Fourth quarter growth buoyed by defense spending amid weaker data
The U.S. growth picture in the fourth quarter of 2019 was spot on trend, driven by strong government spending amid solid but slowing personal consumption. A large drop in imports, along with noticeable easing of spending, denotes some caution on the outlook in light of growing domestic and global risks.
Private investment fell by 6.1% on an annualized basis in the fourth quarter, and personal consumption—which has been the mainstay of the economy—grew by only 1.8%, with declines in both durable and non-durable purchases.
The economy enters 2020 on unsteady footing, linked to a far less attractive composition of growth, the shutdown of 737 Max production at Boeing and global headwinds that may pick up linked to the coronavirus crisis across the globe. As such, we expect the underlying economy to continue growing at its sub-2% rate.

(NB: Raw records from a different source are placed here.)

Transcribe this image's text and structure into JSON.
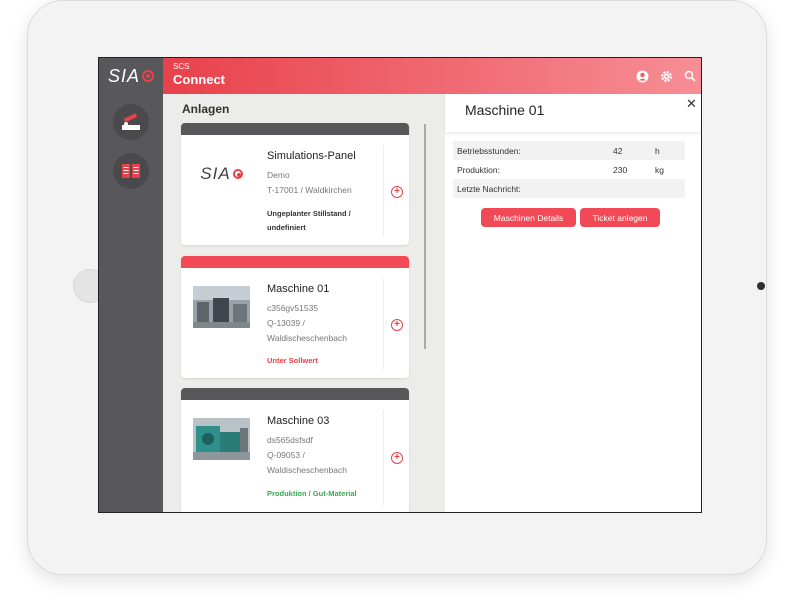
{
  "header": {
    "sub": "SCS",
    "title": "Connect"
  },
  "logo": {
    "text": "SIA"
  },
  "icons": {
    "user": "user-icon",
    "settings": "gear-icon",
    "search": "search-icon"
  },
  "sidebar": {
    "items": [
      {
        "icon": "machine-arm-icon"
      },
      {
        "icon": "book-icon"
      }
    ]
  },
  "list": {
    "title": "Anlagen",
    "cards": [
      {
        "name": "Simulations-Panel",
        "l1": "Demo",
        "l2": "T-17001 / Waldkirchen",
        "l3": "",
        "status": "Ungeplanter Stillstand /",
        "status2": "undefiniert",
        "status_color": "#333333",
        "bar": "dark"
      },
      {
        "name": "Maschine 01",
        "l1": "c356gv51535",
        "l2": "Q-13039 /",
        "l3": "Waldischeschenbach",
        "status": "Unter Sollwert",
        "status2": "",
        "status_color": "#e8414b",
        "bar": "red"
      },
      {
        "name": "Maschine 03",
        "l1": "ds565dsfsdf",
        "l2": "Q-09053 /",
        "l3": "Waldischeschenbach",
        "status": "Produktion / Gut-Material",
        "status2": "",
        "status_color": "#3aa856",
        "bar": "dark"
      }
    ]
  },
  "detail": {
    "title": "Maschine 01",
    "rows": [
      {
        "label": "Betriebsstunden:",
        "value": "42",
        "unit": "h"
      },
      {
        "label": "Produktion:",
        "value": "230",
        "unit": "kg"
      },
      {
        "label": "Letzte Nachricht:",
        "value": "",
        "unit": ""
      }
    ],
    "btn_details": "Maschinen Details",
    "btn_ticket": "Ticket anlegen"
  },
  "colors": {
    "accent": "#e8414b",
    "sidebar": "#58585a"
  }
}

This moderate growth outlook is clearly affecting global financial markets. The yield on the 10-year U.S. government security is trading near 1.57%, down 34 basis points since the beginning of the year. For now, this will not move the needle on Federal Reserve policy. We think the Fed will prefer to spend 2020 on the sidelines and out of the harsh political spotlight.